recommendations if you are submitting books to me directly.

This is the exact way I submit books to CBCS
or CGC or my convention facilitator.

I will provide links to everything I have purchased on ebay.
Always buy your shipping supplies on ebay.
It’s the cheapeast and quickest way to ship your books. Trust
me.

You will need:

5lb. Weighmax Mail Scale
Clear Shipping Tape Rolls
Shipping Tape Gun
BCW Comic Book Backer Boards
BCW Silver Age Bags
1″ Blue Painter’s tape (skinny roll)
Fragile Shipping Tape
Knife
Sharpie Marker
Computer with a Printer for Printing a USPS Label

You will also need boxes and jiffy mailers.
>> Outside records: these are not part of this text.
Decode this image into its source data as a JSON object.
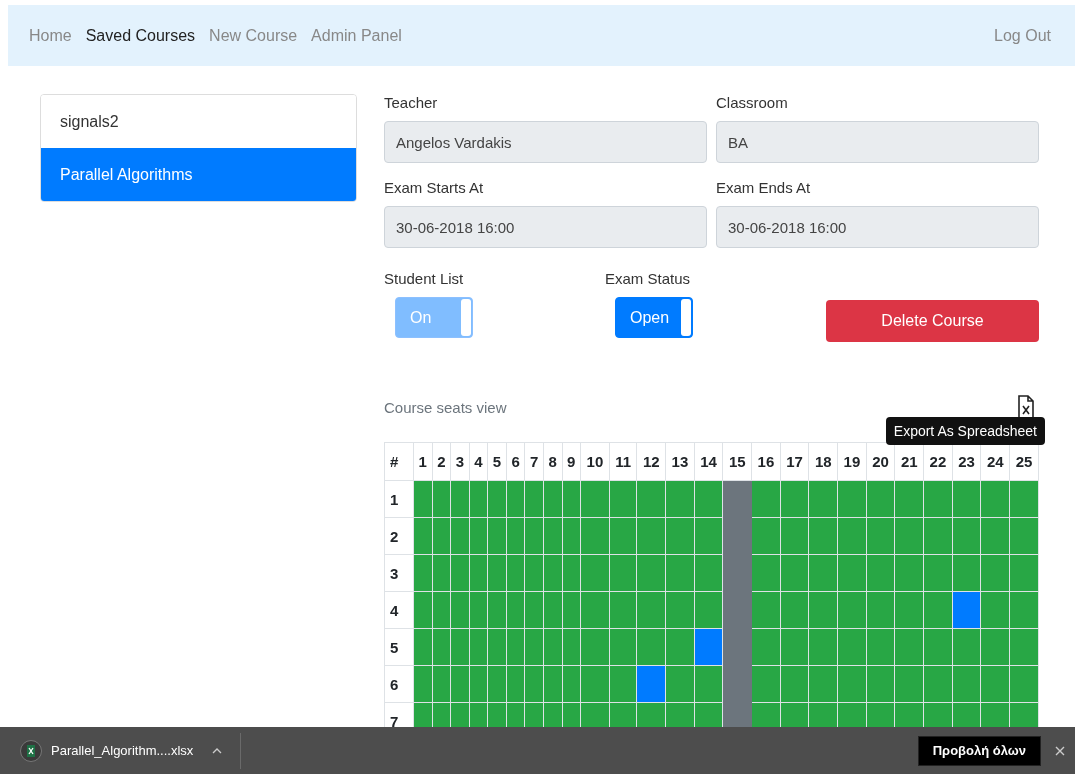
{
  "navbar": {
    "items": [
      {
        "label": "Home",
        "selected": false
      },
      {
        "label": "Saved Courses",
        "selected": true
      },
      {
        "label": "New Course",
        "selected": false
      },
      {
        "label": "Admin Panel",
        "selected": false
      }
    ],
    "logout": "Log Out"
  },
  "courses": [
    {
      "label": "signals2",
      "selected": false
    },
    {
      "label": "Parallel Algorithms",
      "selected": true
    }
  ],
  "fields": [
    {
      "label": "Teacher",
      "value": "Angelos Vardakis"
    },
    {
      "label": "Classroom",
      "value": "BA"
    },
    {
      "label": "Exam Starts At",
      "value": "30-06-2018 16:00"
    },
    {
      "label": "Exam Ends At",
      "value": "30-06-2018 16:00"
    }
  ],
  "toggles": [
    {
      "label": "Student List",
      "text": "On",
      "on": true,
      "disabled": true
    },
    {
      "label": "Exam Status",
      "text": "Open",
      "on": true,
      "disabled": false
    }
  ],
  "delete_button": "Delete Course",
  "seats": {
    "title": "Course seats view",
    "tooltip": "Export As Spreadsheet",
    "corner": "#",
    "columns": [
      {
        "label": "1",
        "disabled": false
      },
      {
        "label": "2",
        "disabled": false
      },
      {
        "label": "3",
        "disabled": false
      },
      {
        "label": "4",
        "disabled": false
      },
      {
        "label": "5",
        "disabled": false
      },
      {
        "label": "6",
        "disabled": false
      },
      {
        "label": "7",
        "disabled": false
      },
      {
        "label": "8",
        "disabled": false
      },
      {
        "label": "9",
        "disabled": false
      },
      {
        "label": "10",
        "disabled": false
      },
      {
        "label": "11",
        "disabled": false
      },
      {
        "label": "12",
        "disabled": false
      },
      {
        "label": "13",
        "disabled": false
      },
      {
        "label": "14",
        "disabled": false
      },
      {
        "label": "15",
        "disabled": true
      },
      {
        "label": "16",
        "disabled": false
      },
      {
        "label": "17",
        "disabled": false
      },
      {
        "label": "18",
        "disabled": false
      },
      {
        "label": "19",
        "disabled": false
      },
      {
        "label": "20",
        "disabled": false
      },
      {
        "label": "21",
        "disabled": false
      },
      {
        "label": "22",
        "disabled": false
      },
      {
        "label": "23",
        "disabled": false
      },
      {
        "label": "24",
        "disabled": false
      },
      {
        "label": "25",
        "disabled": false
      }
    ],
    "rows": [
      {
        "label": "1",
        "occupied": [
          false,
          false,
          false,
          false,
          false,
          false,
          false,
          false,
          false,
          false,
          false,
          false,
          false,
          false,
          false,
          false,
          false,
          false,
          false,
          false,
          false,
          false,
          false,
          false,
          false
        ]
      },
      {
        "label": "2",
        "occupied": [
          false,
          false,
          false,
          false,
          false,
          false,
          false,
          false,
          false,
          false,
          false,
          false,
          false,
          false,
          false,
          false,
          false,
          false,
          false,
          false,
          false,
          false,
          false,
          false,
          false
        ]
      },
      {
        "label": "3",
        "occupied": [
          false,
          false,
          false,
          false,
          false,
          false,
          false,
          false,
          false,
          false,
          false,
          false,
          false,
          false,
          false,
          false,
          false,
          false,
          false,
          false,
          false,
          false,
          false,
          false,
          false
        ]
      },
      {
        "label": "4",
        "occupied": [
          false,
          false,
          false,
          false,
          false,
          false,
          false,
          false,
          false,
          false,
          false,
          false,
          false,
          false,
          false,
          false,
          false,
          false,
          false,
          false,
          false,
          false,
          true,
          false,
          false
        ]
      },
      {
        "label": "5",
        "occupied": [
          false,
          false,
          false,
          false,
          false,
          false,
          false,
          false,
          false,
          false,
          false,
          false,
          false,
          true,
          false,
          false,
          false,
          false,
          false,
          false,
          false,
          false,
          false,
          false,
          false
        ]
      },
      {
        "label": "6",
        "occupied": [
          false,
          false,
          false,
          false,
          false,
          false,
          false,
          false,
          false,
          false,
          false,
          true,
          false,
          false,
          false,
          false,
          false,
          false,
          false,
          false,
          false,
          false,
          false,
          false,
          false
        ]
      },
      {
        "label": "7",
        "occupied": [
          false,
          false,
          false,
          false,
          false,
          false,
          false,
          false,
          false,
          false,
          false,
          false,
          false,
          false,
          false,
          false,
          false,
          false,
          false,
          false,
          false,
          false,
          false,
          false,
          false
        ]
      }
    ]
  },
  "download_bar": {
    "file": "Parallel_Algorithm....xlsx",
    "show_all": "Προβολή όλων"
  }
}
For comics you
can use 12x12x4 boxes which are cheaper via USPS because they
are under 12″. Graded books should be shipped the same
way but inside a 14x14x4 box instead.

GeminiII Comic Book Mailers
12x12x1 Boxes
14x14x4 Boxes
Styrofoam Peanuts

Now that you have your supplies and for super cheap on ebay…you’re
on your way to buying and selling comic books through the
mail. Let’s begin, shall we?

Today we are going to mail SPAWN #9 to myself. The first appearance
of Angela, Thor’s sister! Place your comic book carefully
inside a mylite2 with fullback (preferred) or use BCW silver
age bag and boards.

Fold up the Gemini II comic mailer along the perforated edges
for the comic book. You can safely ship up to 10 books this
way, alternating spines along the staple line. Be sure to
use a yard stick or ruler to pre-fold out your lines or you
will damage your spines.

Place the comic book(s) face down. You are going to place
strips of blue painters tape along the sides. Do not be a
“Jerry Smith” and put blue tape over the scotch
tape on top flap.

Place 1 strip of tape on each side as pictured below:

If you are super worried about sharp corners and razor sharp
sides (attempting to obtain a 9.8 or higher grade) you should
definitely tape the corners at a diagonal was well. See below:

Carefully fold over your flaps, checking slowly that there
is no bend to the comic book. See method below as pictured:

3 (Three) peices of tape when it’s all closed up carefully.
2 along the top and bottom flap edges and one for good measure
in the centerline. See pictured:

Back of Gemini II Mailer. You can see the top and bottom tape
flaps over side.

Print your name clearly in black sharpie. Write your email
address. Write your phone number too in case there is a problem.
Also you should write out the name of the comic book title(s)
and issue #. Write clearly and legibly. You are not a doctor.

Okay now set that aside somewhere. Somewhere safe from children,
coffee, mountain dew, or anything else might sprinkle on it.
We are going to build a box! Get ready. It’s hard.

Let’s make sure that box survives the USPS. Use 3-4 pieces
on the bottom outer flaps. Use tape to tape in inside bottom
flap too.

On the sides, I’ve seen boxes get blown out from stress or
other boxes on top. Use tape on that corner seam that’s merely
glued. Tape the inside too. Don’t be lazy. Go beyond what’s
necessary. After all, you just bought like 25 rolls of clear
packing tape, right? Okay then, tape away!

So now I’m going to show you the inside of the box to re-iterate
what I was stressing about the corner seam of these boxes.
Tape away with all that extra tape, brah.

Sprinkle some magical fairy dust otherwise known as styrofoam
peanuts in the bottom of the box, only enough to where you
can’t see the bottom. Shipping peanuts is fun to give, but
never to receive. So you have that going for you, right?

Place your books with the writing side up and place some remaining
packing peanuts on top of the comic. Only enough to which
you still have a half inch to an inch of space between the
top of the box and the top of the layer of peanuts. You do
not want to crush your books with the box flaps because you
overstuffed the box with peanuts!

Now you are ready to seal the box up. Place fragile stickers/tape
on the corners and bottom of the box. Print out your USPS
shipping label from the USPS website and affix it to the top
of the box.

Bottom of box:

You have now packaged a box of comics inside a box to be shipped
out. Congrats! See? Wasn’t that easy?

I hope this guide helps you as it has helped me over the years.
I have been selling on ebay since 2010 and I learned slowly
over time all of these tips. I’m here to share them all with
you on this page.

Thank you!